Drudge: " 'For What'? Will He Turn It Down?" On October 9 as late at 9:58 a.m. ET, Matt Drudge linked to an Associated Press analysis headlined, "He won, but for what?" with the Drudge headline: " 'For What'? Will He Turn It Down?"


Nobel prize win 'humbles' Obama

BBC reports:
US President Barack Obama has said he was "surprised and deeply humbled" to be awarded the Nobel Peace Prize, less than 10 months into his presidency. Speaking at the White House hours after the Norwegian Nobel Prize Committee named him as a surprise winner, he said the award should be a "call to action". The world faced challenges that "cannot be met by one person or by one nation alone," Mr Obama said.

The committee said he won for efforts to boost diplomacy and co-operation. "Only very rarely has a person to the same extent as Obama captured the world's attention and given its people hope for a better future," the Norwegian committee said in a statement. "His diplomacy is founded in the concept that those who are to lead the world must do so on the basis of values and attitudes that are shared by the majority of the world's population."

In the US the chairman of the Republican National Committee, Michael Steele, asked a simple question: "What has President Obama actually accomplished?" Attributing Mr Obama's win to his "star power", Mr Steele said it was "unfortunate" he "outshined tireless advocates who have made real achievements working towards peace and human rights".

Senior Democratic figures rebuffed Mr Steele's remarks, with former Vice-President Al Gore, a joint recipient of the award in 2007, calling Mr Obama's win "extremely well deserved".

"I think that much of what he has accomplished already is going to be far more appreciated in the eyes of history," Mr Gore said.

Watch video here.

Gasps could be heard in the room where the award citation was read when Obama's name was announced.

CBC reports:
Norwegian Nobel committee chair Thorbjorn Jagland told CNN that the five-member committee had unanimously voted to select Obama as the Nobel laureate.

The Norwegian Nobel committee said the president was selected "for his extraordinary efforts to strengthen international diplomacy and co-operation between people." The committee attached special importance to Obama's vision and work for a world without nuclear weapons in the prize citation, which was read in Oslo on Friday. "The vision of a world free from nuclear arms has powerfully stimulated disarmament and arms control negotiations," the citation said.

Though Obama's name had been mentioned in speculation before the award, many Nobel watchers had believed it was too early to award it to the president and the selection is drawing mixed reaction from around the world.

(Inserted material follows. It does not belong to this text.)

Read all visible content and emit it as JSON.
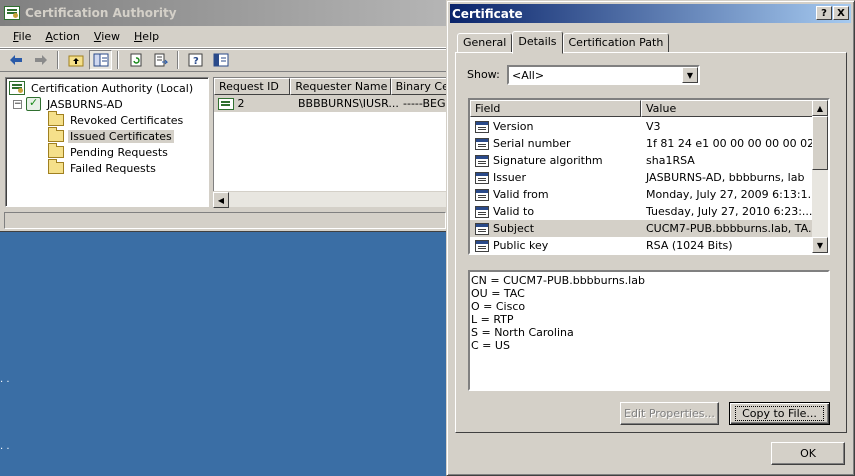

Obama would have been in the White House for less than two weeks before the Feb. 1 nomination deadline for this year's prize.